The work, of which we have given a brief summary, "Recherches sur les Graines Fossiles Silicifiées," consists of twenty-one plates, giving accurate and exactly colored representations of the seeds examined, with careful explanations. The completion of the text was interrupted

PSM V20 D803 Cardiocarpus sclerotesta magnified 10 times.jpg
Fig. 3.—Part of the Preceding Figure, magnified Ten Times.

by the death of the author, but the plates are finished, the details in them that were left lacking having been supplied by M. Renault, after comparison with the identical specimens. The whole work, in its present form, constitutes a real monument erected by pious hands to the memory of the illustrious founder of the science of fossil botany.

 

THE UNAWEEP CAÑON.
By HENRY GANNETT.

OF all the physical features of the earth, the courses of rivers are among the most unchangeable. Once outlined, they are adhered to with a wonderful tenacity. Only a general change in the slope of their basins will usually suffice to divert them from their original courses. Mountains and plateaus may rise across their paths, but, like a saw, the river cuts its way through the obstacle.
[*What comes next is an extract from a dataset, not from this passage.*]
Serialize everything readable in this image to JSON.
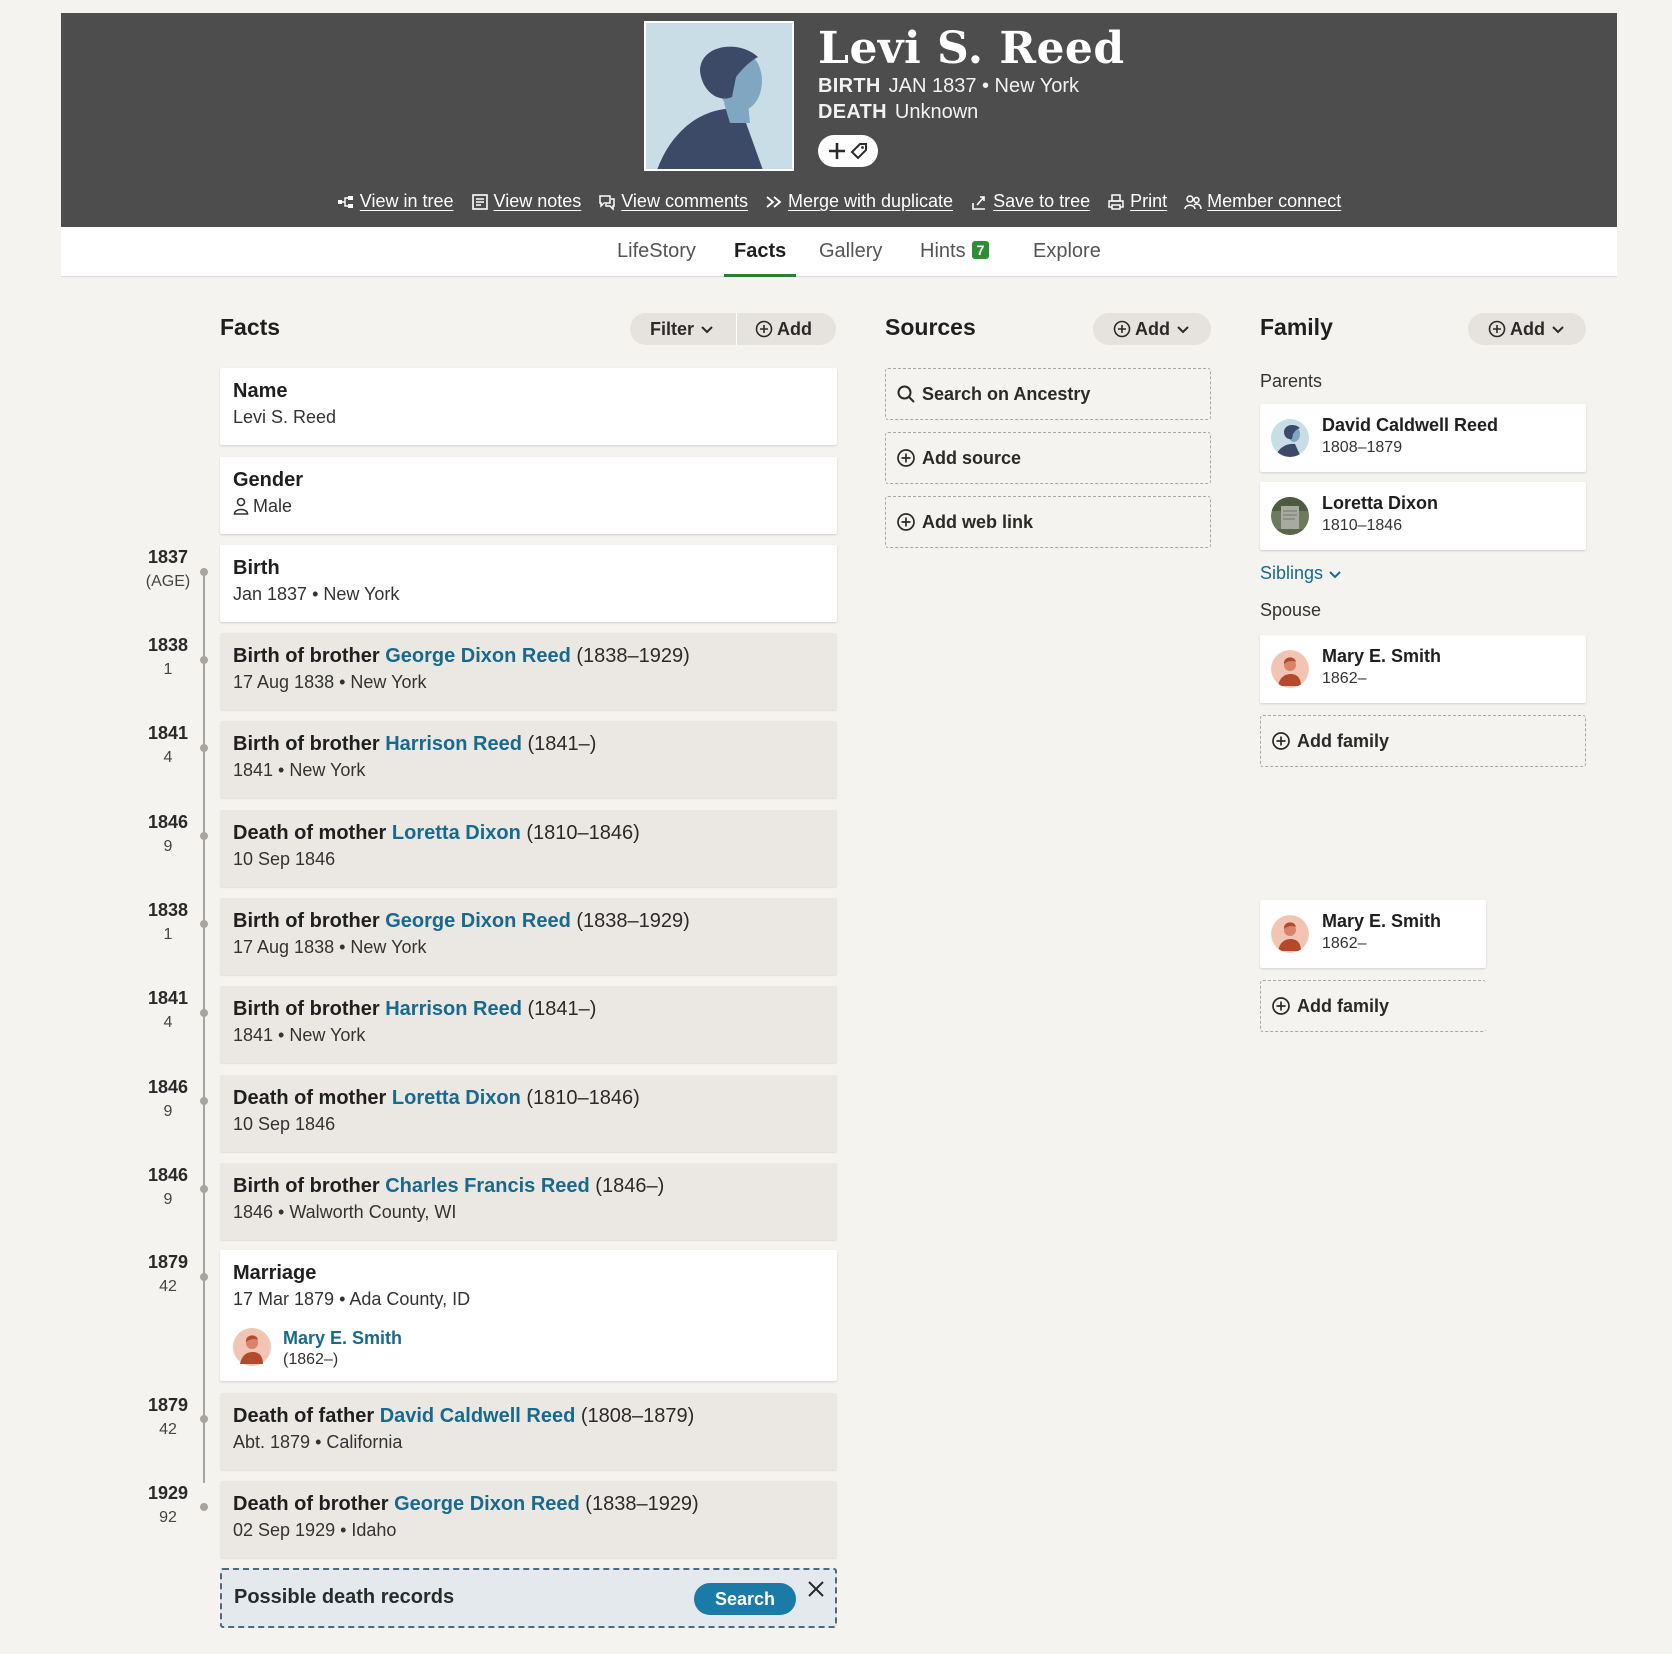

It is very rare to find a case where a river has been diverted from its course by the rising of a mountain-range or other minor elevation across it, while numberless instances of rivers having overcome such obstacles are to be seen in all mountainous regions. The Cordilleran region of the West presents us with many such examples. Many are familiar with the gorge by which Green River passes the Uintah range, in Wyoming